December/January 2017

by Jean Bell

Fresh Talent: Albion Place

by Jean Bell

Fresh Talent: Albion Place

Taking its name from a street on the band’s home turf of Dunedin, Albion Place formed in 2011 and currently includes Micah Davis-Rae on guitar and vocals, Hugh Fulton (synthesiser), Tom Kelk on bass and drummer Mackenzie Hollebon.

The band has a dynamic sound which founding / lead member Micah describes as reggae-infused indie rock with a touch of electronica.

Micah cites B.B. King and Leonard Cohen as influences on his work, both within the band and beyond.

“B.B. King wasn’t the best guitarist in the world but he managed to play with such passion that no one else had seen, and Leonard had some of the most authentic lyrics sung in the most raw voice.”

With a first EP released in 2014, the band is now hard at work crafting a new record set for release next year. Sydney-based Australian producer Lyall Moloney has been helping them with the new EP.
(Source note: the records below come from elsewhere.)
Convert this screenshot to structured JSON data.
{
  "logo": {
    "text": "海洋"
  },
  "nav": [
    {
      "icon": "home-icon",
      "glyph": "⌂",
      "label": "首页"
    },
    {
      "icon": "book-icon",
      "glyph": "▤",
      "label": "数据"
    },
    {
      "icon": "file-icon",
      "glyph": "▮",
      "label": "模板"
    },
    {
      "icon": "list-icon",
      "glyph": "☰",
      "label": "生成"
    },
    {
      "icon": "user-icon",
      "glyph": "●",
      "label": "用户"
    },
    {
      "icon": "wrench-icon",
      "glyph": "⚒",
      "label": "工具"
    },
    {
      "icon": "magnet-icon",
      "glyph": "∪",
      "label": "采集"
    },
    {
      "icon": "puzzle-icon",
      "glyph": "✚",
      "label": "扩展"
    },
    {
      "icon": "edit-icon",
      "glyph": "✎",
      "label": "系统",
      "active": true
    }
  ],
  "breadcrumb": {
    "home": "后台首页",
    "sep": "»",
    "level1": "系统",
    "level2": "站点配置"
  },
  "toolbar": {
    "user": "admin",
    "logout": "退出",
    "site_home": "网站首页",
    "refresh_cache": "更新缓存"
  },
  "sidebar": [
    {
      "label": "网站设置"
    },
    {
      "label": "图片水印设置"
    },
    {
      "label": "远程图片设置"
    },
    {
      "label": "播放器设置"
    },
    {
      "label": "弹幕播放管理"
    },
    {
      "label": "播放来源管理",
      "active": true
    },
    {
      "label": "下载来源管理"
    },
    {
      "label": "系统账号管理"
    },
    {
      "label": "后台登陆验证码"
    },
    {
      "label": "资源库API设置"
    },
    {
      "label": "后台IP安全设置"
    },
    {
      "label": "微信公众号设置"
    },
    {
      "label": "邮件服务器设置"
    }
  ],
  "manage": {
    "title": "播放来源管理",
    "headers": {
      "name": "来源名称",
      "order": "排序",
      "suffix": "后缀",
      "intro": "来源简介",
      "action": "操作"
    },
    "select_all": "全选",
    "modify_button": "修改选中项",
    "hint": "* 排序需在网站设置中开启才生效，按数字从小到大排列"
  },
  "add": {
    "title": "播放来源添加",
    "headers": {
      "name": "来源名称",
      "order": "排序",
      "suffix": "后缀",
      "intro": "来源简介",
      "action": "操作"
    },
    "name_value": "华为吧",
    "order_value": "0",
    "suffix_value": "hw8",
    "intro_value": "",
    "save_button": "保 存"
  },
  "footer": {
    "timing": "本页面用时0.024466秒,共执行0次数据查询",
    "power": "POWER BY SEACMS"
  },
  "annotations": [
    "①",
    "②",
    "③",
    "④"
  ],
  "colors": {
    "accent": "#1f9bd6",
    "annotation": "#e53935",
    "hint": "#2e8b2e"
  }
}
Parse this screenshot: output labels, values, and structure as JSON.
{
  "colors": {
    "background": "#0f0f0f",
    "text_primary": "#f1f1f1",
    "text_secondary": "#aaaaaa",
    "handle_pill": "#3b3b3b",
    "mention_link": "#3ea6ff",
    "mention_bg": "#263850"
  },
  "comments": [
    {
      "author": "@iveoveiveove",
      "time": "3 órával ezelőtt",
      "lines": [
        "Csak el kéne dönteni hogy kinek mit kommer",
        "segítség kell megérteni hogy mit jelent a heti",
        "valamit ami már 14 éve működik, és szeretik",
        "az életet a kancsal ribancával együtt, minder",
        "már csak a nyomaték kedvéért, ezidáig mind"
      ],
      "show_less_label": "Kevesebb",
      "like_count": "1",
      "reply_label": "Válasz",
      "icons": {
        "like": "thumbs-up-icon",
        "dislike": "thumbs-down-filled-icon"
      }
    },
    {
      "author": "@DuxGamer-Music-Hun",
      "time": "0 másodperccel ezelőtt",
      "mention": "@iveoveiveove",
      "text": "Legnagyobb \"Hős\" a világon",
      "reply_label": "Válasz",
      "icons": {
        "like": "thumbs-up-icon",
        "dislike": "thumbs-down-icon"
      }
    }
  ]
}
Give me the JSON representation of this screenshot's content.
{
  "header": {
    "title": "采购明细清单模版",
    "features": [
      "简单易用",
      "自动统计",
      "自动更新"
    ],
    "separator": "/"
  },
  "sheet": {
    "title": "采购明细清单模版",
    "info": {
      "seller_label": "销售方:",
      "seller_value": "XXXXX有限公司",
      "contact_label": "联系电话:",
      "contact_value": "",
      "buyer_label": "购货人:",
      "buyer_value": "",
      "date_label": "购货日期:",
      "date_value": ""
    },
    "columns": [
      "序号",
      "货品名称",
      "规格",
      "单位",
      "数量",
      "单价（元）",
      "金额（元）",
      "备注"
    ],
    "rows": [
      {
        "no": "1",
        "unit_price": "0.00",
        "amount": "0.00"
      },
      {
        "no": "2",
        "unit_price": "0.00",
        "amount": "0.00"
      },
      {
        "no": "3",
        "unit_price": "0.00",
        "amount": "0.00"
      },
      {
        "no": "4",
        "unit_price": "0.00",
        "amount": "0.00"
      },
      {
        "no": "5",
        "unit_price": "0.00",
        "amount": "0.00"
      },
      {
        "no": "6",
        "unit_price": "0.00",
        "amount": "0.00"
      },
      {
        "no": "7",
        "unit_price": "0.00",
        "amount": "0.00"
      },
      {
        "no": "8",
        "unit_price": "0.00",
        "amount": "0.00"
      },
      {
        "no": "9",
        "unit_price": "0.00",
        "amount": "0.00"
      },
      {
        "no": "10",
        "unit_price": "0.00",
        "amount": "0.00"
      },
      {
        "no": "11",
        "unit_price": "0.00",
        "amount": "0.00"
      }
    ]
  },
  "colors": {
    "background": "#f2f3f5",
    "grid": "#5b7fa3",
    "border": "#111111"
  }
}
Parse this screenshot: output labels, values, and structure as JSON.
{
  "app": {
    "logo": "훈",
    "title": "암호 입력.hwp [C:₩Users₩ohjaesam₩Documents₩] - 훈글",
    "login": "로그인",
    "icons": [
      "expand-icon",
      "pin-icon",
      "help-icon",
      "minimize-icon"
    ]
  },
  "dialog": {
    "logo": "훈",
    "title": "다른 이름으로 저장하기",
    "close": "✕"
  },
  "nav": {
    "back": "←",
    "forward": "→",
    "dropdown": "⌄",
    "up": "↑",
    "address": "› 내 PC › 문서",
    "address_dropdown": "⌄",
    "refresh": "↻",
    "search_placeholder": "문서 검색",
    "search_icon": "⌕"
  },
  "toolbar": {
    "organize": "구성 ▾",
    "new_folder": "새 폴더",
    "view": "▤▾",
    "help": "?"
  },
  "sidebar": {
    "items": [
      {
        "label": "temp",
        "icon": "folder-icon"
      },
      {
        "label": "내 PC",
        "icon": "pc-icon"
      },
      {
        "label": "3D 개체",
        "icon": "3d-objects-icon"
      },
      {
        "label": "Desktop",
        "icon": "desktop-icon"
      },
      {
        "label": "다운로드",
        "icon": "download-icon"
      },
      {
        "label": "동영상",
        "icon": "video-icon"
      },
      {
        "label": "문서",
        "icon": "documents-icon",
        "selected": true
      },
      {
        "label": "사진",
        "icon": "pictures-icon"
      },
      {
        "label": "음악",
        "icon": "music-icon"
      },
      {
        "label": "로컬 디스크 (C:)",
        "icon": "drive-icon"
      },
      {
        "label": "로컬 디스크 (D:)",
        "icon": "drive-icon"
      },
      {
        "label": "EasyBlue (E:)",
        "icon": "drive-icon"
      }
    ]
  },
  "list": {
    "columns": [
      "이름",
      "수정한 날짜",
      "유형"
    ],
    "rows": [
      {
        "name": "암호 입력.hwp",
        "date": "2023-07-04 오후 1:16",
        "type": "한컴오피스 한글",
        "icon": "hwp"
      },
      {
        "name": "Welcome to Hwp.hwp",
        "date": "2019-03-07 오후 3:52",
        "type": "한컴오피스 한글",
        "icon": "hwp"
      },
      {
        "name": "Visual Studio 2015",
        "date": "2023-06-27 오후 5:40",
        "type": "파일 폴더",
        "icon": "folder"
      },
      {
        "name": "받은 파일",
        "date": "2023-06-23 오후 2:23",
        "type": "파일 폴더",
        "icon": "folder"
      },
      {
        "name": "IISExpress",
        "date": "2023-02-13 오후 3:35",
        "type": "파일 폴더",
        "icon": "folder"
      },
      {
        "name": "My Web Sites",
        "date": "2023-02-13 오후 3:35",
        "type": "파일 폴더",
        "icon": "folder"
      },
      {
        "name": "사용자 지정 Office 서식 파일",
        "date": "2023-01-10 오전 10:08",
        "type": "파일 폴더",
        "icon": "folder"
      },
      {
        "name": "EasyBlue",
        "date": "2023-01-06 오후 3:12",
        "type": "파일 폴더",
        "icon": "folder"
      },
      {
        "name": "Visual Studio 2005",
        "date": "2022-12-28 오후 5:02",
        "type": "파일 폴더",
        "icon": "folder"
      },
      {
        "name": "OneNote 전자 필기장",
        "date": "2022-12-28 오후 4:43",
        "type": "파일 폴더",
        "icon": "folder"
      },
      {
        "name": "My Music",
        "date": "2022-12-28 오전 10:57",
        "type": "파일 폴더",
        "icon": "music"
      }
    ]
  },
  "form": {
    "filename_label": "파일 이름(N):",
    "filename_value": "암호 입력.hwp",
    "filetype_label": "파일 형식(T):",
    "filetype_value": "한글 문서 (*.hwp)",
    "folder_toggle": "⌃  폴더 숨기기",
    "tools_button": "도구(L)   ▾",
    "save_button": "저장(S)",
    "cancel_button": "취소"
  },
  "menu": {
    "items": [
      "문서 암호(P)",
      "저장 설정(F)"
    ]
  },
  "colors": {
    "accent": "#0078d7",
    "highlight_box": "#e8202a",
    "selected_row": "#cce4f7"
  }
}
“We had these songs that we bought to him and we managed to choose four of them as each showcased a different genre,” Micah explains.

“The first single we dropped in October [Running] was our pop kind of song, and the one we dropped before [Levitate] was the reggae-indie rock one. We’ve got two more songs to release in December or January, then we’re gonna jump on a national tour. From there, we’ll record another album and do another tour.”

A key decision in their second EP’s recording was regarding location.

“We had to decide if we should do it at an expensive studio or could go out to a holiday house in Wanaka and set up a recording studio there, where we’d have no time constraints.”

Deciding to head out into the wild to record, the band found this freedom with time creatively beneficial.

“We did most of the vocals past midnight when you’re really in the vibe.”

Taking some initiative has already paid off for the talented group and Micah is stoked by the support Albion Place has received from a number of people.

“I would have never imagined in a million years that Lyall would be keen to fly over to the South Island to make music with us but the world is so small. As soon as you start reaching out you’re broadening your audience and people are keen to help as they love it too.”